Poker requires several skills to be successful: Discipline, perseverance, focus, and confidence. Luck will play a role in your game, but you can control it and improve your chances of winning over the long term.
The first thing to do before you start playing poker is to understand the rules. In most games, the first round of betting begins with a player making some form of forced bet (called a “blind” or “ante”) and continues clockwise as each player in turn must either match that bet or fold, losing the amount of money they have so far and all further involvement in the hand.
There are three emotions that can kill a player: defiance, hope, and fear. In poker, these emotions are what keep players in a hand that they know they shouldn’t be in, and they also prevent them from folding when they don’t have the right cards.
Those three emotions aren’t all bad, but you can kill yourself by letting them get the best of you.

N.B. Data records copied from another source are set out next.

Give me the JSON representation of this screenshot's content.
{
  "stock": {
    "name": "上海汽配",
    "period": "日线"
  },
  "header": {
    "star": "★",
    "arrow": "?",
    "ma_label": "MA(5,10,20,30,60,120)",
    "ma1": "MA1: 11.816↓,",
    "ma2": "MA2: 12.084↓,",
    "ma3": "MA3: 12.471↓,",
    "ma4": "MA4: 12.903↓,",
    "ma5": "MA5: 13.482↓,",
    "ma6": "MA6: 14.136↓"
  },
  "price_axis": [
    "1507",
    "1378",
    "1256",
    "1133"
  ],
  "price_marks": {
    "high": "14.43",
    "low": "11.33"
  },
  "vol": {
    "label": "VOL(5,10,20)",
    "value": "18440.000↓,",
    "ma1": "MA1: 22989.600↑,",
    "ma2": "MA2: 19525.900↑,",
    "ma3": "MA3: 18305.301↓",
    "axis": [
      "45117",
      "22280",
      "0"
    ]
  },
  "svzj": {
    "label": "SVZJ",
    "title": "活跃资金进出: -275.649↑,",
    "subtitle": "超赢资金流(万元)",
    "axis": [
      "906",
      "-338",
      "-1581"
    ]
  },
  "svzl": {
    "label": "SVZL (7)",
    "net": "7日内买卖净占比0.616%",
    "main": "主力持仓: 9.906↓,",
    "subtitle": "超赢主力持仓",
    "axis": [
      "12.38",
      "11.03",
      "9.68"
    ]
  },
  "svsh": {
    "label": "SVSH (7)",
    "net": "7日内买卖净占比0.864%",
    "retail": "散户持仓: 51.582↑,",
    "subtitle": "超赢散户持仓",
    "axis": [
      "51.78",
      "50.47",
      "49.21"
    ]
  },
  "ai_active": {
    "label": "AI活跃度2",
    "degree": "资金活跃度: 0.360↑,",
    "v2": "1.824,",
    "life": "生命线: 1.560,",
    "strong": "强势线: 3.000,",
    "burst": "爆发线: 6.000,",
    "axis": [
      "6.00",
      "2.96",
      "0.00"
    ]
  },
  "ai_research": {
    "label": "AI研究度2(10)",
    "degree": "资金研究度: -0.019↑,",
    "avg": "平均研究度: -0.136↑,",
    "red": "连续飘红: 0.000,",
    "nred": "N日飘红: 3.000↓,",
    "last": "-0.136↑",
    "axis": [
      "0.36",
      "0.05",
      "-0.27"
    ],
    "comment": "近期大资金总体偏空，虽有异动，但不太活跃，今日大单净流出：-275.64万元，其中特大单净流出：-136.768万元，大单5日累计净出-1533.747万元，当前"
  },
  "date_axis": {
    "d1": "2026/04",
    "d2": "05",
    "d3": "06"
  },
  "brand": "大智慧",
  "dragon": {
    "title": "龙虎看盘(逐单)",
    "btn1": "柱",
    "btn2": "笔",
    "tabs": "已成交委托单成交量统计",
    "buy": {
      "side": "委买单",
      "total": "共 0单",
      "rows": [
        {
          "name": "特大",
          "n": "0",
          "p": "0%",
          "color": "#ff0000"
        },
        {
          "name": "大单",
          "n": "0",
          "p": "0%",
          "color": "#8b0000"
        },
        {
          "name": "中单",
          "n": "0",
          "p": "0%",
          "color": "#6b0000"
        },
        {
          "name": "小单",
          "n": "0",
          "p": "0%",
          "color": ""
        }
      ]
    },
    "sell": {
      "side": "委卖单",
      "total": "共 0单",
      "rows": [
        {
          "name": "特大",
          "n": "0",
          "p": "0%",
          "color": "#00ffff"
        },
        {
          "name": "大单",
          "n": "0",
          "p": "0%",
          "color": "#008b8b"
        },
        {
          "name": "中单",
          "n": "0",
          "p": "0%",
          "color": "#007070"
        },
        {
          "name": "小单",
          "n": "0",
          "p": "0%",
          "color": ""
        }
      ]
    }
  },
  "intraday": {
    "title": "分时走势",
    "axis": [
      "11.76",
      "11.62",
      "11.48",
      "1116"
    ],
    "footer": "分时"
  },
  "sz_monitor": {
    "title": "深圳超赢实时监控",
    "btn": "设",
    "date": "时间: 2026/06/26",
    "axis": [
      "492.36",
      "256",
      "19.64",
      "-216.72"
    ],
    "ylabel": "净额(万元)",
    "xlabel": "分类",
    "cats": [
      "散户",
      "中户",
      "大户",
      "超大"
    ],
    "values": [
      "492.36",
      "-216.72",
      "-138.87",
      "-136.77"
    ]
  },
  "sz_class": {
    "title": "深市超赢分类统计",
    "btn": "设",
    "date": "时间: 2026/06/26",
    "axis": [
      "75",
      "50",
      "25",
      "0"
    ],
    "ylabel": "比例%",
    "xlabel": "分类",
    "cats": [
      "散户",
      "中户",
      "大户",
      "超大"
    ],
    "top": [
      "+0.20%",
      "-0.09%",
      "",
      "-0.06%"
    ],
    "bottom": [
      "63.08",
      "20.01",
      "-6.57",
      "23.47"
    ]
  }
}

One of the best ways to control these feelings is by practicing your mental toughness. Watch videos on YouTube of Phil Ivey taking a bad beat, and you’ll see that he never gets upset about it.
The best poker players are able to control their emotions by knowing when to bluff and when to fold. They also understand that poker is a game of odds and that luck doesn’t always win, so they commit to smart game selection.